AVAILABLE DATA Start Marker

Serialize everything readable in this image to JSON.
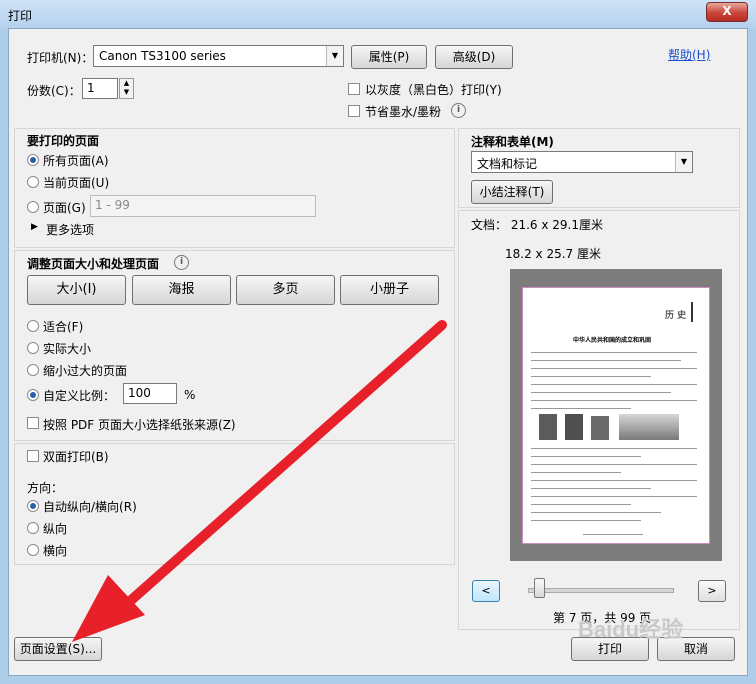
{
  "window": {
    "title": "打印",
    "close": "X"
  },
  "printer": {
    "label": "打印机(N)：",
    "value": "Canon TS3100 series",
    "properties": "属性(P)",
    "advanced": "高级(D)",
    "help": "帮助(H)"
  },
  "copies": {
    "label": "份数(C)：",
    "value": "1"
  },
  "options": {
    "grayscale": "以灰度（黑白色）打印(Y)",
    "save_ink": "节省墨水/墨粉"
  },
  "pages": {
    "header": "要打印的页面",
    "all": "所有页面(A)",
    "current": "当前页面(U)",
    "range": "页面(G)",
    "range_value": "1 - 99",
    "more": "更多选项"
  },
  "sizing": {
    "header": "调整页面大小和处理页面",
    "buttons": [
      "大小(I)",
      "海报",
      "多页",
      "小册子"
    ],
    "fit": "适合(F)",
    "actual": "实际大小",
    "shrink": "缩小过大的页面",
    "custom": "自定义比例：",
    "scale_value": "100",
    "percent": "%",
    "pdf_source": "按照 PDF 页面大小选择纸张来源(Z)"
  },
  "duplex": {
    "label": "双面打印(B)"
  },
  "orientation": {
    "header": "方向：",
    "auto": "自动纵向/横向(R)",
    "portrait": "纵向",
    "landscape": "横向"
  },
  "comments": {
    "header": "注释和表单(M)",
    "value": "文档和标记",
    "summarize": "小结注释(T)"
  },
  "preview": {
    "doc_size": "文档： 21.6 x 29.1厘米",
    "paper_size": "18.2 x 25.7 厘米",
    "page_status": "第 7 页，共 99 页",
    "doc_subject": "历 史",
    "doc_title": "中华人民共和国的成立和巩固"
  },
  "nav": {
    "prev": "<",
    "next": ">"
  },
  "footer": {
    "page_setup": "页面设置(S)...",
    "print": "打印",
    "cancel": "取消"
  },
  "watermark": "Baidu经验",
  "colors": {
    "accent": "#2b5ea8",
    "arrow": "#e8202a"
  }
}
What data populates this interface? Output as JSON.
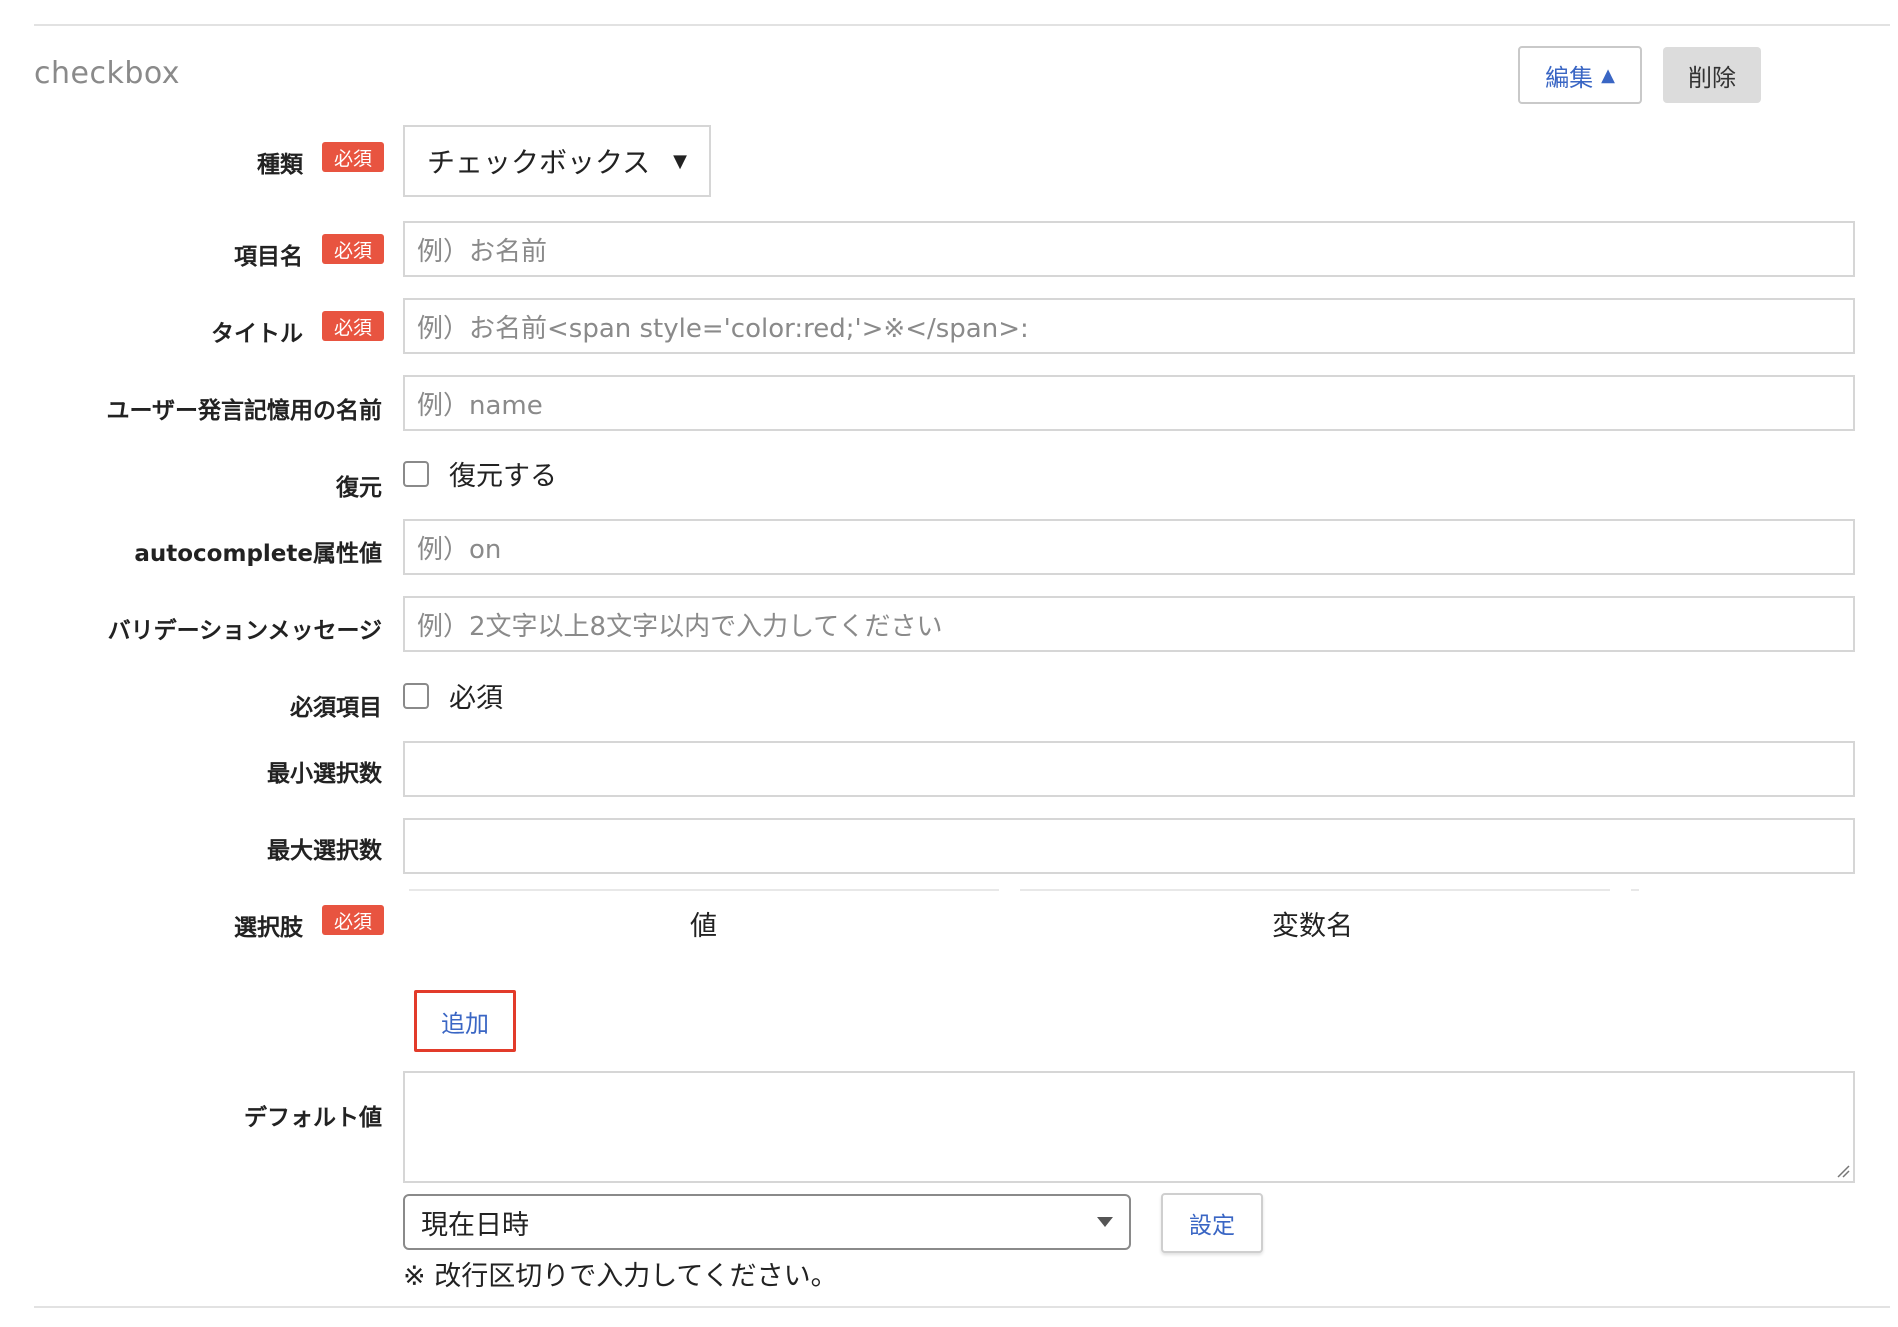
{
  "section": {
    "title": "checkbox",
    "edit_label": "編集",
    "edit_caret": "▲",
    "delete_label": "削除"
  },
  "required_badge": "必須",
  "fields": {
    "type": {
      "label": "種類",
      "value": "チェックボックス",
      "arrow": "▼"
    },
    "item_name": {
      "label": "項目名",
      "placeholder": "例）お名前"
    },
    "title": {
      "label": "タイトル",
      "placeholder": "例）お名前<span style='color:red;'>※</span>:"
    },
    "memory_name": {
      "label": "ユーザー発言記憶用の名前",
      "placeholder": "例）name"
    },
    "restore": {
      "label": "復元",
      "checkbox_label": "復元する",
      "checked": false
    },
    "autocomplete": {
      "label": "autocomplete属性値",
      "placeholder": "例）on"
    },
    "validation": {
      "label": "バリデーションメッセージ",
      "placeholder": "例）2文字以上8文字以内で入力してください"
    },
    "required": {
      "label": "必須項目",
      "checkbox_label": "必須",
      "checked": false
    },
    "min_select": {
      "label": "最小選択数",
      "value": ""
    },
    "max_select": {
      "label": "最大選択数",
      "value": ""
    },
    "options": {
      "label": "選択肢",
      "columns": [
        "値",
        "変数名"
      ],
      "add_label": "追加"
    },
    "default": {
      "label": "デフォルト値",
      "value": "",
      "select_value": "現在日時",
      "set_label": "設定",
      "hint": "※ 改行区切りで入力してください。"
    }
  },
  "colors": {
    "accent": "#3a66c4",
    "badge": "#e85440",
    "highlight": "#e23b2a"
  }
}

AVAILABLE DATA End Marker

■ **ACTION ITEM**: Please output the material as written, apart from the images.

■ **SOLUTION FOR THIS EXERCISE**:
Serialize everything readable in this image to JSON.
{
  "window": {
    "title": "打印",
    "close": "X"
  },
  "printer": {
    "label": "打印机(N)：",
    "value": "Canon TS3100 series",
    "properties": "属性(P)",
    "advanced": "高级(D)",
    "help": "帮助(H)"
  },
  "copies": {
    "label": "份数(C)：",
    "value": "1"
  },
  "options": {
    "grayscale": "以灰度（黑白色）打印(Y)",
    "save_ink": "节省墨水/墨粉"
  },
  "pages": {
    "header": "要打印的页面",
    "all": "所有页面(A)",
    "current": "当前页面(U)",
    "range": "页面(G)",
    "range_value": "1 - 99",
    "more": "更多选项"
  },
  "sizing": {
    "header": "调整页面大小和处理页面",
    "buttons": [
      "大小(I)",
      "海报",
      "多页",
      "小册子"
    ],
    "fit": "适合(F)",
    "actual": "实际大小",
    "shrink": "缩小过大的页面",
    "custom": "自定义比例：",
    "scale_value": "100",
    "percent": "%",
    "pdf_source": "按照 PDF 页面大小选择纸张来源(Z)"
  },
  "duplex": {
    "label": "双面打印(B)"
  },
  "orientation": {
    "header": "方向：",
    "auto": "自动纵向/横向(R)",
    "portrait": "纵向",
    "landscape": "横向"
  },
  "comments": {
    "header": "注释和表单(M)",
    "value": "文档和标记",
    "summarize": "小结注释(T)"
  },
  "preview": {
    "doc_size": "文档： 21.6 x 29.1厘米",
    "paper_size": "18.2 x 25.7 厘米",
    "page_status": "第 7 页，共 99 页",
    "doc_subject": "历 史",
    "doc_title": "中华人民共和国的成立和巩固"
  },
  "nav": {
    "prev": "<",
    "next": ">"
  },
  "footer": {
    "page_setup": "页面设置(S)...",
    "print": "打印",
    "cancel": "取消"
  },
  "watermark": "Baidu经验",
  "colors": {
    "accent": "#2b5ea8",
    "arrow": "#e8202a"
  }
}
What data populates this interface? Output as JSON.
{
  "section": {
    "title": "checkbox",
    "edit_label": "編集",
    "edit_caret": "▲",
    "delete_label": "削除"
  },
  "required_badge": "必須",
  "fields": {
    "type": {
      "label": "種類",
      "value": "チェックボックス",
      "arrow": "▼"
    },
    "item_name": {
      "label": "項目名",
      "placeholder": "例）お名前"
    },
    "title": {
      "label": "タイトル",
      "placeholder": "例）お名前<span style='color:red;'>※</span>:"
    },
    "memory_name": {
      "label": "ユーザー発言記憶用の名前",
      "placeholder": "例）name"
    },
    "restore": {
      "label": "復元",
      "checkbox_label": "復元する",
      "checked": false
    },
    "autocomplete": {
      "label": "autocomplete属性値",
      "placeholder": "例）on"
    },
    "validation": {
      "label": "バリデーションメッセージ",
      "placeholder": "例）2文字以上8文字以内で入力してください"
    },
    "required": {
      "label": "必須項目",
      "checkbox_label": "必須",
      "checked": false
    },
    "min_select": {
      "label": "最小選択数",
      "value": ""
    },
    "max_select": {
      "label": "最大選択数",
      "value": ""
    },
    "options": {
      "label": "選択肢",
      "columns": [
        "値",
        "変数名"
      ],
      "add_label": "追加"
    },
    "default": {
      "label": "デフォルト値",
      "value": "",
      "select_value": "現在日時",
      "set_label": "設定",
      "hint": "※ 改行区切りで入力してください。"
    }
  },
  "colors": {
    "accent": "#3a66c4",
    "badge": "#e85440",
    "highlight": "#e23b2a"
  }
}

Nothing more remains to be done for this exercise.